In March 2008, Johnson & Johnson found Rainbow
Medical Equipment & Supplies, which had been distributing
J&J’s suturing products for 15 years under
annually-renewed distribution agreements, was selling the
products below the minimum contracted price and winning
business outside its allocated region of Beijing. J&J
terminated Rainbow’s distribution rights in July
that year and ceased delivery in August 2008.
Rainbow subsequently filed a lawsuit alleging that
J&J engaged in resale price maintenance, violating Article
14 of the Law, which prohibits setting a minimum price and
claimed damages of Rmb14.4 million ($2.3 million).
Price maintenance is just one type of restriction
placed on distributors.
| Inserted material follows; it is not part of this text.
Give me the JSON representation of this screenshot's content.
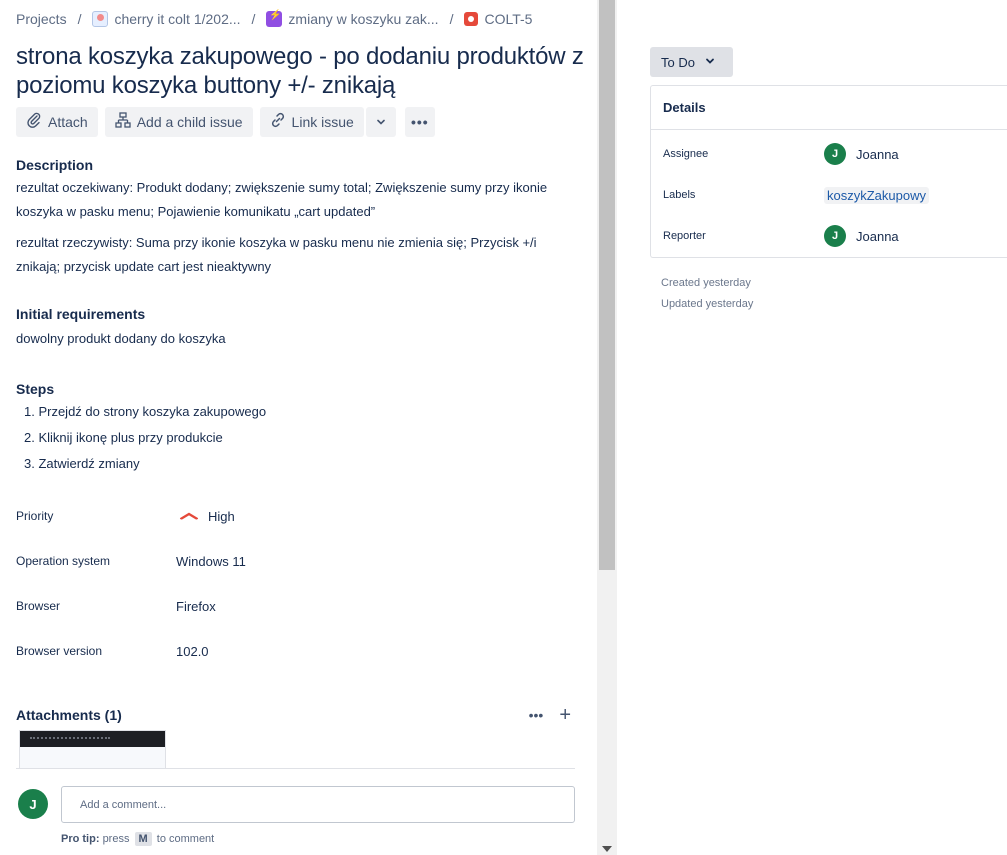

It is common in manufacturer and
distributor agreements. From the manufacturer’s
perspective, they need to protect a minimum price for products,
ensuring its correct place in the market.
The case was heard before Shanghai No 1 Intermediate
People’s Court in February this year. The court
rendered their judgement on May 21 in favour of Johnson &
Johnson. The Court said Rainbow failed to meet the burden of
proof and the contract did not guarantee it was part of a
Qi Fang of Fangda partners in Beijing, who specialises
in anti-monopoly disputes, said the case was the first
anti-monopoly case involving a manufacturer and a distributor
since China’s Anti-Monopoly Law came into effect.
"It highlights several important issues over market dominance,
vertical agreements and burden of proof," he said.
Companies need to consider how important these
provisions are and gage their position in the relevant market,
he said. "This gives them an idea of potential risk to
anti-monopoly disputes," he explained. "If they can prove that
such a provision is essential to maintaining goodwill, courts
may rule in their favour."
Additionally, proving market dominance is a problem
when it comes to vertical monopoly disputes. Under article 13
of the Law, plaintiffs do not have to prove dominance for
horizontal agreements, but Article 14 is silent on the issue of
The Supreme People’s Court
Provisionsclarifying many areas of the
Anti-monopoly Law on May 4. These will come into effect on June
1. It failed to touch on vertical agreements, however. "The SPC
will wait to gather ideas and allow cases to develop before
clarifying this issue," said Qi.
J&J has argued the Anti-monopoly Law did not apply
to this case, as the contract was signed before it came into
effect in August 2008 This is typical of China’s
laws, as they do not have retrospective effects.
Even so, Rainbow is unlikely to use the law preceding
the Anti-monopoly Law - the
PRC Anti-unfair Competition
) - to justify its claims as this focuses on trade secrets and
fails to cover the specific terms found in the Anti-monopoly
Qi clarifies the issue: "If Rainbow can argue the
alleged monopolistic conducts continued after the Law became
effective, then their claim should still be valid."
An interesting aspect of the case is that the Court
did not hold the damages claim valid because it comes from a
contract dispute not an anti-monopoly dispute. According to Qi,
contract disputes are anti-monopoly claims but this all depends
on how Rainbow argued the case. This issue will become clearer
once the judgement is released in the coming months.
If Rainbow appeals the decision it will go to Shanghai
Higher People’s Court and become only the second
anti-monopoly case to be heard by a Higher Court. With so many
grey areas in anti-monopoly disputes, practitioners hope
Rainbow does appeal, as decisions from Higher
Court’s will provide clarity and
A full text translation of the Provisions from the
Supreme People’s Court and a feature analysing
them will appear in the June issue of China Law &
By David Tring
Making sense of the PRC Anti-monopoly Law
PRC Anti-monopoly Law (中华人民共和国反垄断法)
The PRC Anti-monopoly Law: one year on